Mike Faulk | September 20, 2018
The exceptions to the policy change could actually worsen the racial disparities in marijuana-related arrests, defense attorneys told The Appeal.
Raven Rakia | September 17, 2018
Rep. John Becker doubles down on his recent comments about the tasing of an 11-year-old for allegedly shoplifting.
Melissa Gira Grant | September 14, 2018
Between 2001 and 2017, the department justified officers in 99 percent of use-of-force cases, according to data released through a public records request.
Jeffery Parker was shot to death by a police officer in his Huntsville home. A grand jury handed up an indictment for murder, but the mayor and City Council appear to be throwing their support behind the officer.
Lauren Gill | September 10, 2018
State Senate candidate Julia Salazar explains how sex workers’ rights is a key part of reforming criminal justice in New York.
Melissa Gira Grant | September 7, 2018
Community outrage mounts over Officer Andrew Mitchell’s killing of Dalton during an attempted prostitution arrest.
Melissa Gira Grant | August 30, 2018
An 11-month prosecution of a ‘forcible touching’ case in Manhattan sharply diverges from the office’s treatment of Harvey Weinstein, defense attorneys say.
Off-duty law enforcement officers are using state resources to work side jobs for the pipeline company.
Karen Savage | August 28, 2018
After the Gun Trace Task Force scandal rocked the police department, plainclothes policing was spurned. But a recently resigned commissioner championed plainclothes units, a decision the department seems to be sticking with.
Larry Smith | August 22, 2018
Local advocates are struggling with a new immigration memo that makes it more difficult to support these survivors.
Melissa Gira Grant | August 22, 2018
A bill introduced in the state would require all chronic pain patients to enter into an agreement with their doctor before being prescribed opioid medication for the first time.
Joshua Vaughn | August 17, 2018
A former Baltimore cop questions how a department with a nearly half-billion-dollar budget that is riven by rampant corruption and brutality, bloated overtime spending, and unaccounted for patrol officers can continue to justify its existence
Larry Smith | August 15, 2018

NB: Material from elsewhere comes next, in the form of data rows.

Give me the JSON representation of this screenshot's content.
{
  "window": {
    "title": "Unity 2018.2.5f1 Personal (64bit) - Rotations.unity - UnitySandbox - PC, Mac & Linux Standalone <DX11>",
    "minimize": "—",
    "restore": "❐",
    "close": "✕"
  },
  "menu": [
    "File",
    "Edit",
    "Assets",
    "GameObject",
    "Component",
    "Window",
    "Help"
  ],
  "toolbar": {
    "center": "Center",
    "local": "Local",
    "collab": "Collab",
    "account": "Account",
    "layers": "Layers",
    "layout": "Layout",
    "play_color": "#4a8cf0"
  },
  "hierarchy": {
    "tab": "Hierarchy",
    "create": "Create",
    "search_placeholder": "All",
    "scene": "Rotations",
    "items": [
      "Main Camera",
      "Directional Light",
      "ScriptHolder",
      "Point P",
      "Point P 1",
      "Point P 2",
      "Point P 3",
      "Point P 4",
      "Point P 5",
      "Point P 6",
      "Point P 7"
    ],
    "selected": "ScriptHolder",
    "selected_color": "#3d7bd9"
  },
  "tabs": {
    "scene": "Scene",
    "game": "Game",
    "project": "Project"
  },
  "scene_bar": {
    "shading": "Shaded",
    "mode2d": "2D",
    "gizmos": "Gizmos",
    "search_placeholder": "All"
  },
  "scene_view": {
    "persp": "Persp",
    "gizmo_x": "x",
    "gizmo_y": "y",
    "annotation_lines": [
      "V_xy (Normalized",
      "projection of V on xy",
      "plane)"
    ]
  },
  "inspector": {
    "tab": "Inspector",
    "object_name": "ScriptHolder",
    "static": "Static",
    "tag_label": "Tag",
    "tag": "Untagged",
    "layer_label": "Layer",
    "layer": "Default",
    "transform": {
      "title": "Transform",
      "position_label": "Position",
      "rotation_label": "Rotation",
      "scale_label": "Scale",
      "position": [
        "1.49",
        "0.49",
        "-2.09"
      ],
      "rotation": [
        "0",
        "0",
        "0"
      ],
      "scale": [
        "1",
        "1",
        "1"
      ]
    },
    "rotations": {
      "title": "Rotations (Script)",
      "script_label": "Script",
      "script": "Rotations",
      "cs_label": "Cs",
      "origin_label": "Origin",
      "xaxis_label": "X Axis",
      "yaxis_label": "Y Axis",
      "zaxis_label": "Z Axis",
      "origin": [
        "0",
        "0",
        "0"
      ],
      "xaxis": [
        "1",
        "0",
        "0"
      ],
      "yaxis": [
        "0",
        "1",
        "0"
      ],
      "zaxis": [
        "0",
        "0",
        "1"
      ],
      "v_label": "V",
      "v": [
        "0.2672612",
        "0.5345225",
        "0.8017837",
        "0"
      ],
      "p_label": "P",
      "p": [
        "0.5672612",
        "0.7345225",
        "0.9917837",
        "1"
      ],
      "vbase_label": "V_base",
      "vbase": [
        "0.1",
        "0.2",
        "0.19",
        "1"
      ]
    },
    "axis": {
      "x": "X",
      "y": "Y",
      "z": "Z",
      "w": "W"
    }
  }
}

A white cop joked about bringing explosives to a Black Lives Matter protest in Columbus with no consequences. A black cop joked about ‘black on black’ crime and may be fired.
George Joseph | August 13, 2018
Grassroots group VOCAL-NY is teaching people with substance use disorder how to avoid getting ensnared in the criminal justice system.
Christopher Moraff | August 9, 2018
New records obtained by the Appeal show the account seems to have been monitoring Black Lives Matter activists for years.
George Joseph | August 2, 2018
A community group met with the Bastrop County sheriff in an effort to build trust between the sheriff’s office and the immigrant community. Then, the sheriff ran a sting that led to more than one dozen arrestees being handed over to ICE.
Michael Arria | July 31, 2018
Faya Rose Touré, a 73-year-old former judge, says she’s determined to fight the charges against her.
Lauren Gill | July 30, 2018
Police appear to have used a fake Facebook account to 'friend' activists and archive who 'liked' their posts.
George Joseph | July 27, 2018
Groups like the Loop and DanceSafe test drugs like Ecstasy and warn users of high dosages and adulterants, but federal legislation from the early 2000s has live music promoters wary of their brand of harm reduction.
Zachary A. Siegel | July 25, 2018